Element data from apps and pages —
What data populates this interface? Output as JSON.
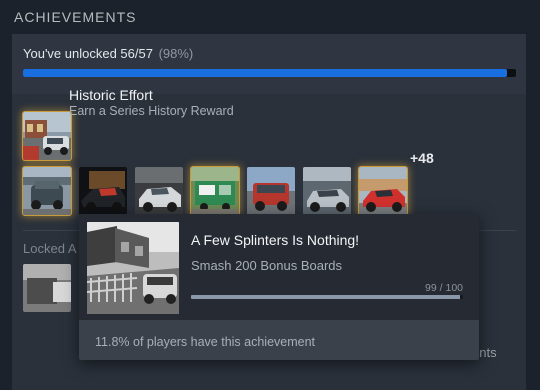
{
  "section": {
    "title": "ACHIEVEMENTS"
  },
  "progress": {
    "text": "You've unlocked 56/57",
    "percent_text": "(98%)",
    "fraction": 0.982
  },
  "featured": {
    "title": "Historic Effort",
    "description": "Earn a Series History Reward"
  },
  "unlocked_more": "+48",
  "locked": {
    "label": "Locked A",
    "partial_text": "ents"
  },
  "tooltip": {
    "title": "A Few Splinters Is Nothing!",
    "description": "Smash 200 Bonus Boards",
    "progress_text": "99 / 100",
    "progress_fraction": 0.99,
    "rarity": "11.8% of players have this achievement"
  },
  "colors": {
    "accent": "#1a6fe0",
    "gold_glow": "#c89a3a",
    "background": "#1c222c"
  }
}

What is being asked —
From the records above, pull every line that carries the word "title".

The completed task —
    "title": "ACHIEVEMENTS"
    "title": "Historic Effort",
    "title": "A Few Splinters Is Nothing!",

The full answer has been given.